> [Activity]:
All pictures are to be dropped, and everything else in the data duplicated exactly.

> [Supplied data]:
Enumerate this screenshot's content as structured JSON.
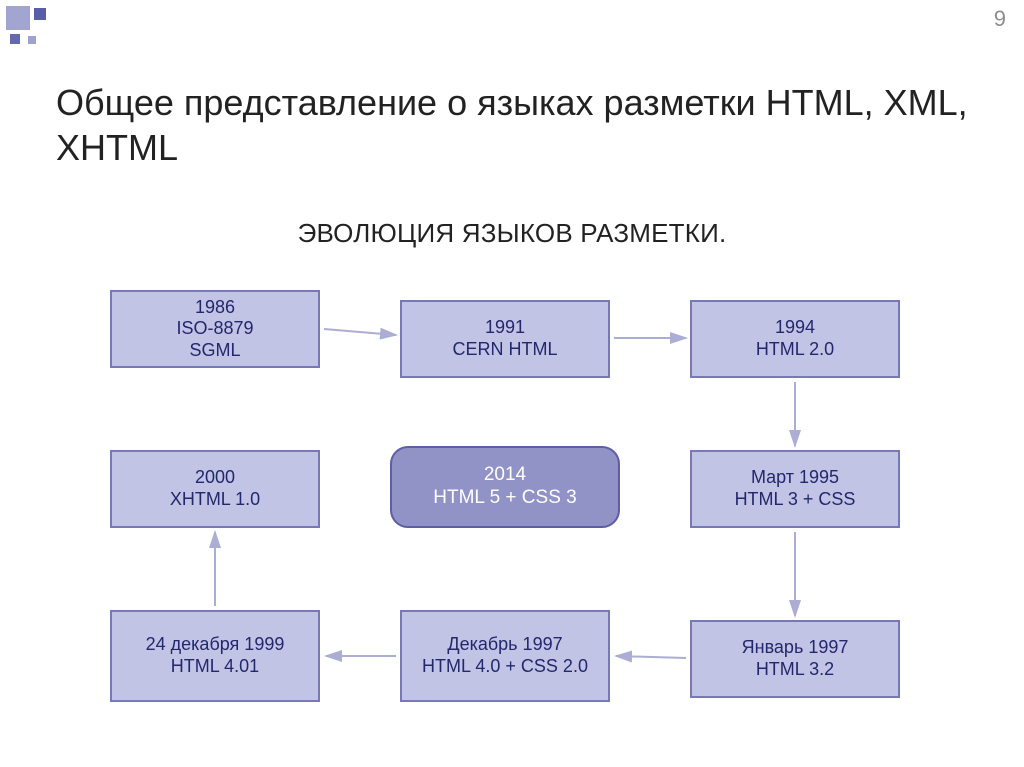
{
  "page_number": "9",
  "title": "Общее представление о языках разметки HTML, XML, XHTML",
  "subtitle": "ЭВОЛЮЦИЯ ЯЗЫКОВ РАЗМЕТКИ.",
  "nodes": {
    "n1": "1986\nISO-8879\nSGML",
    "n2": "1991\nCERN HTML",
    "n3": "1994\nHTML 2.0",
    "n4": "Март 1995\nHTML 3 +  CSS",
    "n5": "Январь 1997\nHTML 3.2",
    "n6": "Декабрь 1997\nHTML 4.0 + CSS 2.0",
    "n7": "24 декабря 1999\nHTML 4.01",
    "n8": "2000\nXHTML 1.0",
    "n9": "2014\nHTML 5 + CSS 3"
  },
  "chart_data": {
    "type": "diagram",
    "title": "ЭВОЛЮЦИЯ ЯЗЫКОВ РАЗМЕТКИ.",
    "nodes": [
      {
        "id": "n1",
        "label": "1986 ISO-8879 SGML"
      },
      {
        "id": "n2",
        "label": "1991 CERN HTML"
      },
      {
        "id": "n3",
        "label": "1994 HTML 2.0"
      },
      {
        "id": "n4",
        "label": "Март 1995 HTML 3 + CSS"
      },
      {
        "id": "n5",
        "label": "Январь 1997 HTML 3.2"
      },
      {
        "id": "n6",
        "label": "Декабрь 1997 HTML 4.0 + CSS 2.0"
      },
      {
        "id": "n7",
        "label": "24 декабря 1999 HTML 4.01"
      },
      {
        "id": "n8",
        "label": "2000 XHTML 1.0"
      },
      {
        "id": "n9",
        "label": "2014 HTML 5 + CSS 3"
      }
    ],
    "edges": [
      {
        "from": "n1",
        "to": "n2"
      },
      {
        "from": "n2",
        "to": "n3"
      },
      {
        "from": "n3",
        "to": "n4"
      },
      {
        "from": "n4",
        "to": "n5"
      },
      {
        "from": "n5",
        "to": "n6"
      },
      {
        "from": "n6",
        "to": "n7"
      },
      {
        "from": "n7",
        "to": "n8"
      }
    ]
  }
}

> [Written answer]:
Enumerate this screenshot's content as structured JSON.
{
  "page_number": "9",
  "title": "Общее представление о языках разметки HTML, XML, XHTML",
  "subtitle": "ЭВОЛЮЦИЯ ЯЗЫКОВ РАЗМЕТКИ.",
  "nodes": {
    "n1": "1986\nISO-8879\nSGML",
    "n2": "1991\nCERN HTML",
    "n3": "1994\nHTML 2.0",
    "n4": "Март 1995\nHTML 3 +  CSS",
    "n5": "Январь 1997\nHTML 3.2",
    "n6": "Декабрь 1997\nHTML 4.0 + CSS 2.0",
    "n7": "24 декабря 1999\nHTML 4.01",
    "n8": "2000\nXHTML 1.0",
    "n9": "2014\nHTML 5 + CSS 3"
  },
  "chart_data": {
    "type": "diagram",
    "title": "ЭВОЛЮЦИЯ ЯЗЫКОВ РАЗМЕТКИ.",
    "nodes": [
      {
        "id": "n1",
        "label": "1986 ISO-8879 SGML"
      },
      {
        "id": "n2",
        "label": "1991 CERN HTML"
      },
      {
        "id": "n3",
        "label": "1994 HTML 2.0"
      },
      {
        "id": "n4",
        "label": "Март 1995 HTML 3 + CSS"
      },
      {
        "id": "n5",
        "label": "Январь 1997 HTML 3.2"
      },
      {
        "id": "n6",
        "label": "Декабрь 1997 HTML 4.0 + CSS 2.0"
      },
      {
        "id": "n7",
        "label": "24 декабря 1999 HTML 4.01"
      },
      {
        "id": "n8",
        "label": "2000 XHTML 1.0"
      },
      {
        "id": "n9",
        "label": "2014 HTML 5 + CSS 3"
      }
    ],
    "edges": [
      {
        "from": "n1",
        "to": "n2"
      },
      {
        "from": "n2",
        "to": "n3"
      },
      {
        "from": "n3",
        "to": "n4"
      },
      {
        "from": "n4",
        "to": "n5"
      },
      {
        "from": "n5",
        "to": "n6"
      },
      {
        "from": "n6",
        "to": "n7"
      },
      {
        "from": "n7",
        "to": "n8"
      }
    ]
  }
}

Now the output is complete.